The Antiquities Act: Historical background and Continuing Relevance

One hundred eleven years ago last month, President Theodore Roosevelt signed legislation that enacted the Antiquities Act of 1906.  Section 2 of the statute provides presidents with the authority to designate public lands of special archaeological, cultural, historical, or natural significance as National Monuments.  Such action provides special management and protection for cultural and natural […]


My Summer in the Digital Archaeology World

This post was written by guest author: Sarah Neusius, Department of Anthropology, Indiana University of Pennsylvania (IUP) My main project this summer is working with other zooarchaeologists who are part of the Eastern Archaic Faunal Working Group (EAFWG). With funding from the National Science Foundation (BCS1430754), we are preserving and integrating more than 50 Archaic […]


Dr. Paul R. Green is recognized for outstanding Cultural Resource Management service

Congratulations to our colleague, Dr. Paul Green, Cultural Resources Specialist for the East Region Support Team (RST), part of the U.S. Air Force Civil Engineer Center.  The Secretary of Defense has recognized Paul’s excellent professional work with the 2015 Department of Defense Cultural Resources Management award. At Digital Antiquity we are particularly happy to learn […]


Don’t Delay!
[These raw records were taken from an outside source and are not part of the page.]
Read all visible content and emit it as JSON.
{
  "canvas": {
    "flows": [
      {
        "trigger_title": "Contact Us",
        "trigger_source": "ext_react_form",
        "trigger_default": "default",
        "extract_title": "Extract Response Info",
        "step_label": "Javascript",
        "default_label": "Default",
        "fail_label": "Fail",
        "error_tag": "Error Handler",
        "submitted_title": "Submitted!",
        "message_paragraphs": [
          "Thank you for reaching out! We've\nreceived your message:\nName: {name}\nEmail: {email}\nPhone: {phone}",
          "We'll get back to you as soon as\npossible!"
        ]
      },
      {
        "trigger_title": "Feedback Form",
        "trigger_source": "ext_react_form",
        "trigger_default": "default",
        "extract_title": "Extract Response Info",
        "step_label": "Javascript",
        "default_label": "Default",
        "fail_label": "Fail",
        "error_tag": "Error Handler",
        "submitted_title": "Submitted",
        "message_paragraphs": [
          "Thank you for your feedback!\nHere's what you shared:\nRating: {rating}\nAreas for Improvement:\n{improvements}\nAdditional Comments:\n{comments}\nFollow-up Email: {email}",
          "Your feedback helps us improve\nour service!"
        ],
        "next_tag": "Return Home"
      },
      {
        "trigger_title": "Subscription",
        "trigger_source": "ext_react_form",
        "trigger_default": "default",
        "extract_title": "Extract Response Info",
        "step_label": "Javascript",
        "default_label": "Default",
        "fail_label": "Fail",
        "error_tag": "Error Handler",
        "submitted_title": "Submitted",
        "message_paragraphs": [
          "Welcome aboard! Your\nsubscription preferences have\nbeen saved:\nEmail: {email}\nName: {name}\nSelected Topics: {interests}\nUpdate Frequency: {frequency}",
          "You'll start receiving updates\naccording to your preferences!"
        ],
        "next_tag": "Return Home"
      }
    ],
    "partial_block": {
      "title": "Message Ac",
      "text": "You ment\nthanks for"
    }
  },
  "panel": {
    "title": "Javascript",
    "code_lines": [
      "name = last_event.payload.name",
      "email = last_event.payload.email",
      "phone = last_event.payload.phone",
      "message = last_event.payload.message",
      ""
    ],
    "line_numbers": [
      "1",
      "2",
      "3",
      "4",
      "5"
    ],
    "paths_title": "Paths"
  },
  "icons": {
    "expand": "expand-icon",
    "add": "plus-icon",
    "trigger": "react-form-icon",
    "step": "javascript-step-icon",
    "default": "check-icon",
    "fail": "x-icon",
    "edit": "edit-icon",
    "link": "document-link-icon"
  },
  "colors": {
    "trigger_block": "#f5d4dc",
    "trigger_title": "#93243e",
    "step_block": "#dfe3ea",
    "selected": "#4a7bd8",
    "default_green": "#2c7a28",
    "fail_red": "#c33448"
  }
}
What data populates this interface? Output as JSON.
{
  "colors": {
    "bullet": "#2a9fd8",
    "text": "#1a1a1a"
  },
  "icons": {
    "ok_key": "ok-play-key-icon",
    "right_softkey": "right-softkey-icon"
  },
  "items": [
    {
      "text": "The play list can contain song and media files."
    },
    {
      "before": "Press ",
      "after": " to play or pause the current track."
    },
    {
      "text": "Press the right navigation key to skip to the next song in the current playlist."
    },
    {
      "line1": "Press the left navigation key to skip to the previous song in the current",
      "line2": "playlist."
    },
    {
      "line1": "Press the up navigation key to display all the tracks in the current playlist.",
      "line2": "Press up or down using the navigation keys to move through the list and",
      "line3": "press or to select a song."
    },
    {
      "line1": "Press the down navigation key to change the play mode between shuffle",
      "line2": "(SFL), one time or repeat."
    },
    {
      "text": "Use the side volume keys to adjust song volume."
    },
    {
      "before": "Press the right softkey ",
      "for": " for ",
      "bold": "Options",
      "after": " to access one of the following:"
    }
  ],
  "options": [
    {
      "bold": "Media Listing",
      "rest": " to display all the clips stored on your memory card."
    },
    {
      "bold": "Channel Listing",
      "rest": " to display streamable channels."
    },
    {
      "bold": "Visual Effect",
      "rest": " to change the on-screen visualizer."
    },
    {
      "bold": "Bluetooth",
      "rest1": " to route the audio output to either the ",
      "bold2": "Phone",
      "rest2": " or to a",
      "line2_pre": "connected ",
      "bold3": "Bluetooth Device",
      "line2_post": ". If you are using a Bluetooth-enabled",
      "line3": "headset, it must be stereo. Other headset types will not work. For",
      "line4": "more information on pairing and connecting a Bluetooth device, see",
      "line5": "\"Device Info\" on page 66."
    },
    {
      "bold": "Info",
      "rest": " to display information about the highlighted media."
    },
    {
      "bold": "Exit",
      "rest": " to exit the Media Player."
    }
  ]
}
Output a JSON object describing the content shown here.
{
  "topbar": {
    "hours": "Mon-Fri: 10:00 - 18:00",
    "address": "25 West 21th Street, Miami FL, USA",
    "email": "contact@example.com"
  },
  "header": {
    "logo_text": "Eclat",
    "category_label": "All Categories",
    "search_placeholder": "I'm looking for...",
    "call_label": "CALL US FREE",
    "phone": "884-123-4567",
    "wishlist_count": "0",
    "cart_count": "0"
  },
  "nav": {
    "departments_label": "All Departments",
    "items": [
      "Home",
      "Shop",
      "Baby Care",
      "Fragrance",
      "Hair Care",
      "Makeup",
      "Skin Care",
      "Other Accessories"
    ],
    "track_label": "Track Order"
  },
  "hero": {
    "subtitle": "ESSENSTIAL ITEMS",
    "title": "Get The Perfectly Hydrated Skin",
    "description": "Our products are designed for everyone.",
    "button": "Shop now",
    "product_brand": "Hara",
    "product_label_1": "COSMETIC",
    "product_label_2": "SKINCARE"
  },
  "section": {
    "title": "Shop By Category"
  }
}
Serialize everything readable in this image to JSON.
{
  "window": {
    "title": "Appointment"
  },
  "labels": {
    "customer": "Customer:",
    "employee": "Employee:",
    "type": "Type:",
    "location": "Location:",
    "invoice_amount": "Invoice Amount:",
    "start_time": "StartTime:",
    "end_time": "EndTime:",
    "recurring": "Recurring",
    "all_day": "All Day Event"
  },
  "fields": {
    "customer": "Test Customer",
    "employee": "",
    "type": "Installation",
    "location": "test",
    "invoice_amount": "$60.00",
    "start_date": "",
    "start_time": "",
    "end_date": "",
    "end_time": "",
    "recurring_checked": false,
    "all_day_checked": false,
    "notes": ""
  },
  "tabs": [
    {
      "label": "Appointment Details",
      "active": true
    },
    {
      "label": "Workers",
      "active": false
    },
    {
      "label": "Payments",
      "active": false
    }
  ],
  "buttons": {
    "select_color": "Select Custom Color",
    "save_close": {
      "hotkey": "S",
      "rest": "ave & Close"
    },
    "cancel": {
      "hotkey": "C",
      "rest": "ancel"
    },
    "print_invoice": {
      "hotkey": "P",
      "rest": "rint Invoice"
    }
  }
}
The Importance of Good Digital Curation Now!

FPMcManamon Archaeologists are up-to-their-ears in digital data and, just like physical artifact collections and paper records, these digital data must be curated properly so that the information they contain is not lost.  But, what does this mean?  What is good digital curation?  Well, it is more than storing digital data in iCloud or a Dropbox […]


Shaw AFB and Avon Park AFR Archaeology Archives now in tDAR

In partnership with the United States Air Force (USAF), the Shaw Air Force Base (Shaw AFB) in South Carolina and Avon Park Air Force Range (Avon Park AFR) in Florida archaeology archives were recently added to tDAR.  Each archive contains documents, images, and other data from archaeological and other cultural resource research conducted at both […]


Antiquities Act Anniversary and tDAR

One hundred seven years ago this week, on 8 December 1906, President Theodore Roosevelt designated two archaeological sites as National Monuments.  Montezuma Castle in Arizona and El Morro in New Mexico were among the first properties set aside for special preservation by Roosevelt using the authority given to the president by Section 2 of the […]

Arizona State University The Andrew W. Mellon Foundation National Science Foundation National Endowment for the Humanities Society for American Archaeology Archaeological Institute of America